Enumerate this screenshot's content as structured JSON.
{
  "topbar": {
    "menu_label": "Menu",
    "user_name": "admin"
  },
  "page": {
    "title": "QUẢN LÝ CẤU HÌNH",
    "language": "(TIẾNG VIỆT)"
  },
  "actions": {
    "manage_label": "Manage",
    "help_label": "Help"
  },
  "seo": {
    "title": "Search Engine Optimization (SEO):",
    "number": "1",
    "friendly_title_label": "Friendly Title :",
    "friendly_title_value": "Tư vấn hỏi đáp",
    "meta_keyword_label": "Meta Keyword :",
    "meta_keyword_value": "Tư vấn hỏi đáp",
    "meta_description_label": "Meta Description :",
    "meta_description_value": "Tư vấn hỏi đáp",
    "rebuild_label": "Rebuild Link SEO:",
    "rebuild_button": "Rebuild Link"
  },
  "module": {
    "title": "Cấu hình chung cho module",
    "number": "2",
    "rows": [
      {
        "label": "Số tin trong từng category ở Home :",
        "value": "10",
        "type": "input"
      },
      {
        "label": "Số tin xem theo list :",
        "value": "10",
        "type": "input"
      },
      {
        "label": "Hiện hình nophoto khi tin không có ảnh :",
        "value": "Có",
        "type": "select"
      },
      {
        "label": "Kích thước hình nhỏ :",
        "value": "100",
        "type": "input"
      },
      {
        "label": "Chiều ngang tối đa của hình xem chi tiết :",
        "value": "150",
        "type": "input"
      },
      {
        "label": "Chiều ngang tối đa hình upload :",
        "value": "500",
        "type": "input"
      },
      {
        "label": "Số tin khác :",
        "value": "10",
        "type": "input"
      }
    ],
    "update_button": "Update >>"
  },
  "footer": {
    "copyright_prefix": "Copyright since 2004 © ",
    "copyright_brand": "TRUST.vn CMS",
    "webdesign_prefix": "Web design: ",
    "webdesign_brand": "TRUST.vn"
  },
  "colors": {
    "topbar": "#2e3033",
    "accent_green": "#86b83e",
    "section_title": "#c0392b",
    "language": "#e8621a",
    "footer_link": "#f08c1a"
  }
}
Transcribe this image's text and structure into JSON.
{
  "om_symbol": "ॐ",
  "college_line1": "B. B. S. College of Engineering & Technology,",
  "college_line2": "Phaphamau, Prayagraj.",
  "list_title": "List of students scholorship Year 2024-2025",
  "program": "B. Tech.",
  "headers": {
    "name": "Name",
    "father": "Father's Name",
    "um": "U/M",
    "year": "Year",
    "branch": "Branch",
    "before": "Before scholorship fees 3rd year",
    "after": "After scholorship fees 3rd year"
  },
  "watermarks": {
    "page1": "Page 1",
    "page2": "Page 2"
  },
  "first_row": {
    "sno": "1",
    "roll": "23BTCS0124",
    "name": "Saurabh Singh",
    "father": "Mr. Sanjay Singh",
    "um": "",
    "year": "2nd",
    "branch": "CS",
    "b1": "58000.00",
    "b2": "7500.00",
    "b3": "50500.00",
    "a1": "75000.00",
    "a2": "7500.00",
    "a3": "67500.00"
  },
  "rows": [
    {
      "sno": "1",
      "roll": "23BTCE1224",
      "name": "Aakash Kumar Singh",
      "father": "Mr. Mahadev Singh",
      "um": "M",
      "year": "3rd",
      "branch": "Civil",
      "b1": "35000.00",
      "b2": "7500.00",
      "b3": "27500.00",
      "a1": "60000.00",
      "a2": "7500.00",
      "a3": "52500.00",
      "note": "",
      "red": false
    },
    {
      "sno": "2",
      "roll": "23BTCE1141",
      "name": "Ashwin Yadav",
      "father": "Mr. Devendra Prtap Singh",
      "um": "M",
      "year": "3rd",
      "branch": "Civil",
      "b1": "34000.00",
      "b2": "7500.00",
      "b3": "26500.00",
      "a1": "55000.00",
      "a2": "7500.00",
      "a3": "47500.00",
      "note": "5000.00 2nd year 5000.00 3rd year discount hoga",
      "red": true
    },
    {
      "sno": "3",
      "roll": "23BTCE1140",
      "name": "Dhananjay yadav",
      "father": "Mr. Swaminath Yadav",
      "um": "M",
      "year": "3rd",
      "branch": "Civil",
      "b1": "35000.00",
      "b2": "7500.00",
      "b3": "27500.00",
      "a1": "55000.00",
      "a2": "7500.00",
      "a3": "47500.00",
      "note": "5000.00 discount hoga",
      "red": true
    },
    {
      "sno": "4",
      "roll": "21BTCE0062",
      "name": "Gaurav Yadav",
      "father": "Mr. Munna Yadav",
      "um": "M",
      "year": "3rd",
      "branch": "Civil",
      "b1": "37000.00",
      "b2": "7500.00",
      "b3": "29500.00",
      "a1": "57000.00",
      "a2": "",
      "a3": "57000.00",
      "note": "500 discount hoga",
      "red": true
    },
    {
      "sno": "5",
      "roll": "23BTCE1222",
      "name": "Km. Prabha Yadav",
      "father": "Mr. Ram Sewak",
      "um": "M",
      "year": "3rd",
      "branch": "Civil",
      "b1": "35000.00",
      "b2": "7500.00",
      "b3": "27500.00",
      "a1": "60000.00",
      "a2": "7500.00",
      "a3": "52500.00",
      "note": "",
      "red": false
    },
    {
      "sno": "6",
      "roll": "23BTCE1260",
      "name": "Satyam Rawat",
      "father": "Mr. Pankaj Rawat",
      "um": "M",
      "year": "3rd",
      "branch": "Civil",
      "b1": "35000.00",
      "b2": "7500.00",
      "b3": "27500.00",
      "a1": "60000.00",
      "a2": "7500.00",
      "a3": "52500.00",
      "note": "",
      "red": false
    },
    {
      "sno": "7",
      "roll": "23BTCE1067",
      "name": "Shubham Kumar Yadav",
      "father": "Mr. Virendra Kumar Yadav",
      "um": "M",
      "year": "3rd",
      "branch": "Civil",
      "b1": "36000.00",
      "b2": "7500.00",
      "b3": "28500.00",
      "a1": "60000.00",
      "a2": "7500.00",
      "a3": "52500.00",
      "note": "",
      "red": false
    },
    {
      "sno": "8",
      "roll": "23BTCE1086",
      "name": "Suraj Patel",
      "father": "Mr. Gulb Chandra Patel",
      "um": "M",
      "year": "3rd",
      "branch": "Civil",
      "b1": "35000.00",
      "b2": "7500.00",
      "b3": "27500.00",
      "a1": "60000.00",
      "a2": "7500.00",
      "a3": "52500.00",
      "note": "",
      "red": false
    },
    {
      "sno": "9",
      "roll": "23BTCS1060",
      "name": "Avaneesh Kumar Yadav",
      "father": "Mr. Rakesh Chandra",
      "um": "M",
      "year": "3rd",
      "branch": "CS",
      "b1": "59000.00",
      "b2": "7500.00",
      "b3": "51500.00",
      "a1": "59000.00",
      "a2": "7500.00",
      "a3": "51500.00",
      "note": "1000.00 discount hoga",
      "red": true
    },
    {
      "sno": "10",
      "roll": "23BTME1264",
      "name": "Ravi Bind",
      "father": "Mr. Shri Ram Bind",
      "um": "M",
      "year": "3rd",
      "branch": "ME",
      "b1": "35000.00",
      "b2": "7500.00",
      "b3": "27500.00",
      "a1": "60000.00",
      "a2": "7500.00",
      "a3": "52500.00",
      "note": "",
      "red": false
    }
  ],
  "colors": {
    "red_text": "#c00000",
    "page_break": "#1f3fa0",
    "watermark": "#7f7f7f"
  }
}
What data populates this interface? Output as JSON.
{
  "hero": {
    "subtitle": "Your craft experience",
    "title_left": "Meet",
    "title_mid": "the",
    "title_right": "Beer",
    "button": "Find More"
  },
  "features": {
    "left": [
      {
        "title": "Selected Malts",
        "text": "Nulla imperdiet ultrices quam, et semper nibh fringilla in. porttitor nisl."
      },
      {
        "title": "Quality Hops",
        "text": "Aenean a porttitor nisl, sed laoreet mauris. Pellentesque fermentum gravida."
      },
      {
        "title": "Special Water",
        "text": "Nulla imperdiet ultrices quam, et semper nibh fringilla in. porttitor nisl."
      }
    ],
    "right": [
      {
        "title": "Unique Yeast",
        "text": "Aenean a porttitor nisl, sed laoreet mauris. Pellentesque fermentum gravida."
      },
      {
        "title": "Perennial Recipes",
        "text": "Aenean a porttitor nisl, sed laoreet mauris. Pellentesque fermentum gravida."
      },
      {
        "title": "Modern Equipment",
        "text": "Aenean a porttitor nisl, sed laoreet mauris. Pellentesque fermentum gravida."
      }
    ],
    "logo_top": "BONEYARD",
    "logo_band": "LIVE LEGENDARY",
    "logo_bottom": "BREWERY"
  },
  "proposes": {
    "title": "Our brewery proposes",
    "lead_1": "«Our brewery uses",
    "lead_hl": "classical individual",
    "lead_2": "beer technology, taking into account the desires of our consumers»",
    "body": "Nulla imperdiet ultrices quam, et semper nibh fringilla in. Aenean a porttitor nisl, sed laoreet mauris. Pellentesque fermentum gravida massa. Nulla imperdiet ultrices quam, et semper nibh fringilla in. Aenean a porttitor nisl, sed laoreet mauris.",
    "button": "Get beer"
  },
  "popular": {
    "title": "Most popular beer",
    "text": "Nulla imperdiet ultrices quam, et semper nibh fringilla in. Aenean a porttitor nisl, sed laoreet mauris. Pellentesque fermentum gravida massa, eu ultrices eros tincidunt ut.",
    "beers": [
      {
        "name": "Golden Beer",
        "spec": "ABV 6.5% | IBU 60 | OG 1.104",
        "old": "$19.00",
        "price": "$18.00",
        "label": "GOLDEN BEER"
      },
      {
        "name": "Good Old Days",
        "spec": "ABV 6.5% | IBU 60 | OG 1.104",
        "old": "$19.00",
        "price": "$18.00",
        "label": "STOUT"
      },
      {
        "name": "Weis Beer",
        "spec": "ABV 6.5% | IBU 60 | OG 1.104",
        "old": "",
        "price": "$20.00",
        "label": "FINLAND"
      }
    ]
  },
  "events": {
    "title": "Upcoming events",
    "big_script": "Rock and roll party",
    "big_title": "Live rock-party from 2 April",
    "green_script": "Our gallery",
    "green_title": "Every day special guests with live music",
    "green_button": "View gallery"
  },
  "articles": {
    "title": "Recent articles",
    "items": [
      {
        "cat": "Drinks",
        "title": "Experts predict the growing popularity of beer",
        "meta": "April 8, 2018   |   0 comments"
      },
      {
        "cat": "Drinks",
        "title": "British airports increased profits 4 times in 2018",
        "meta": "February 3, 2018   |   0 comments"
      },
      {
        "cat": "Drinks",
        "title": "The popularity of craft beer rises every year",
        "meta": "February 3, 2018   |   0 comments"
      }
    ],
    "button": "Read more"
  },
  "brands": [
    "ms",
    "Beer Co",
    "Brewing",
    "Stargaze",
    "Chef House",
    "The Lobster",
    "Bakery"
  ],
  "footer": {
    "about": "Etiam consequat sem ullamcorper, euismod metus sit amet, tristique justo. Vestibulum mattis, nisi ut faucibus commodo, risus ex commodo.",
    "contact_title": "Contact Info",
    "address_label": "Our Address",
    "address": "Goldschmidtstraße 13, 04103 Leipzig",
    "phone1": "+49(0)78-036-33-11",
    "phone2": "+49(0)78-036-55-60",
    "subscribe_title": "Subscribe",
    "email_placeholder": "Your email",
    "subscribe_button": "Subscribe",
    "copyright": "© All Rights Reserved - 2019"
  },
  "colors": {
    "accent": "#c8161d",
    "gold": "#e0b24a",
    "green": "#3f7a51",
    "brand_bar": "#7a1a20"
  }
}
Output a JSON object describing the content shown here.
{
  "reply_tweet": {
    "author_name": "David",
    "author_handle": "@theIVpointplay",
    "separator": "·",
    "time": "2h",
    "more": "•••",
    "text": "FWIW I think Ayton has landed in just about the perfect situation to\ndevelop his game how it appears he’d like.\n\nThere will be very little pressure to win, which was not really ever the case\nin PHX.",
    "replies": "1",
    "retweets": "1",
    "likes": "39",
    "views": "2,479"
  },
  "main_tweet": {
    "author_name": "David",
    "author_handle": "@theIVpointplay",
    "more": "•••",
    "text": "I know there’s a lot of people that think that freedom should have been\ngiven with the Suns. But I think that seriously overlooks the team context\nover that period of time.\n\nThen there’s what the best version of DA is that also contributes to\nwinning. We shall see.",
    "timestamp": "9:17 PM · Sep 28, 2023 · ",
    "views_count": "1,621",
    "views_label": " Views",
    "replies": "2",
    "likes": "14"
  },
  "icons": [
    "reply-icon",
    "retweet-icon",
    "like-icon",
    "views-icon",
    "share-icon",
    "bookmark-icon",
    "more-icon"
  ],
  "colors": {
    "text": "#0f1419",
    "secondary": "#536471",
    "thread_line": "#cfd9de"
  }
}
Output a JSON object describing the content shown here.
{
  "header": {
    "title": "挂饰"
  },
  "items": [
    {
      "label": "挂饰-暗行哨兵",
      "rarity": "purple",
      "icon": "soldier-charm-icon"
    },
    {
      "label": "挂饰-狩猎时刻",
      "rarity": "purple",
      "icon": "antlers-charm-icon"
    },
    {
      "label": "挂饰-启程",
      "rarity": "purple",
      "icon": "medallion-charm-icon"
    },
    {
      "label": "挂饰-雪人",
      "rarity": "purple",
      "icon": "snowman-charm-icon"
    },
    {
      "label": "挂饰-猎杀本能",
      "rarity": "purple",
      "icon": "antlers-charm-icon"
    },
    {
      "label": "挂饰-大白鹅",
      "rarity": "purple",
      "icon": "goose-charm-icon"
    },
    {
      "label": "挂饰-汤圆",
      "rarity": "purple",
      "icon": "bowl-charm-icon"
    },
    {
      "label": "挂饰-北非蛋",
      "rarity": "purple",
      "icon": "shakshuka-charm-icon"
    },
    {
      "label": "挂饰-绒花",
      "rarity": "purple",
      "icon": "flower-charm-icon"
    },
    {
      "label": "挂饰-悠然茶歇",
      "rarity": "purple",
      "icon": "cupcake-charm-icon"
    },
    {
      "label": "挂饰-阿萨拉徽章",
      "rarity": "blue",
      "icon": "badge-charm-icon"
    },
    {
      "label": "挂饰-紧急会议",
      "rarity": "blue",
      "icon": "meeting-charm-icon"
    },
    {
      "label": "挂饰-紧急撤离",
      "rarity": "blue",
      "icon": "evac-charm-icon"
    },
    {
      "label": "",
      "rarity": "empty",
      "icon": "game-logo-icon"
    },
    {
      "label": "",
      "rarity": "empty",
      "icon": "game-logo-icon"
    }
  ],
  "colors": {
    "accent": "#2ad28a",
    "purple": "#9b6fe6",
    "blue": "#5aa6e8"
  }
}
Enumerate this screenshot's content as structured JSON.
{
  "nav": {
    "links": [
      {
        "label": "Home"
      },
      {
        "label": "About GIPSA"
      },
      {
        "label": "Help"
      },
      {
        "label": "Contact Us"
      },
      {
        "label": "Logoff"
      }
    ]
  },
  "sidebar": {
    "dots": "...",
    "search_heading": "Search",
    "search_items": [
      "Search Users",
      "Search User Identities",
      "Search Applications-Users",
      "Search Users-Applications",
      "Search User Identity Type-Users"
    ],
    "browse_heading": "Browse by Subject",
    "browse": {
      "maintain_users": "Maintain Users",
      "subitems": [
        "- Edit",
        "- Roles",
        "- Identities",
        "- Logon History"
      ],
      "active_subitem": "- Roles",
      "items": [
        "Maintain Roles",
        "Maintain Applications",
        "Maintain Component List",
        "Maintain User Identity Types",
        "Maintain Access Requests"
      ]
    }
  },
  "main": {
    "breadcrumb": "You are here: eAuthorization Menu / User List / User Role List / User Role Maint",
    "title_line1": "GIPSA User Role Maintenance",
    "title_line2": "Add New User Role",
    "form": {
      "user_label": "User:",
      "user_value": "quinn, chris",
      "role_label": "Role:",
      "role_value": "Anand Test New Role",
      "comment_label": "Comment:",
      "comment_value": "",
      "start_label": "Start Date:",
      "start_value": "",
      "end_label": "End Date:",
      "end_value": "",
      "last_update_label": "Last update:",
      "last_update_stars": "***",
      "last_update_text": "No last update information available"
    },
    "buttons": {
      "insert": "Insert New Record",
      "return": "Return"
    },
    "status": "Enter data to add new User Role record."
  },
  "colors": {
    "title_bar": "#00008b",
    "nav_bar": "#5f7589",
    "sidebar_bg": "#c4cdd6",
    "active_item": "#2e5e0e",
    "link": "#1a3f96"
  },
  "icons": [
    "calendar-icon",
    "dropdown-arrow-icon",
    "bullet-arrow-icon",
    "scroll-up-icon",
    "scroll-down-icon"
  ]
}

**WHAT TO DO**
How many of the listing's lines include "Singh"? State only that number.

**WRITTEN SOLUTION**
5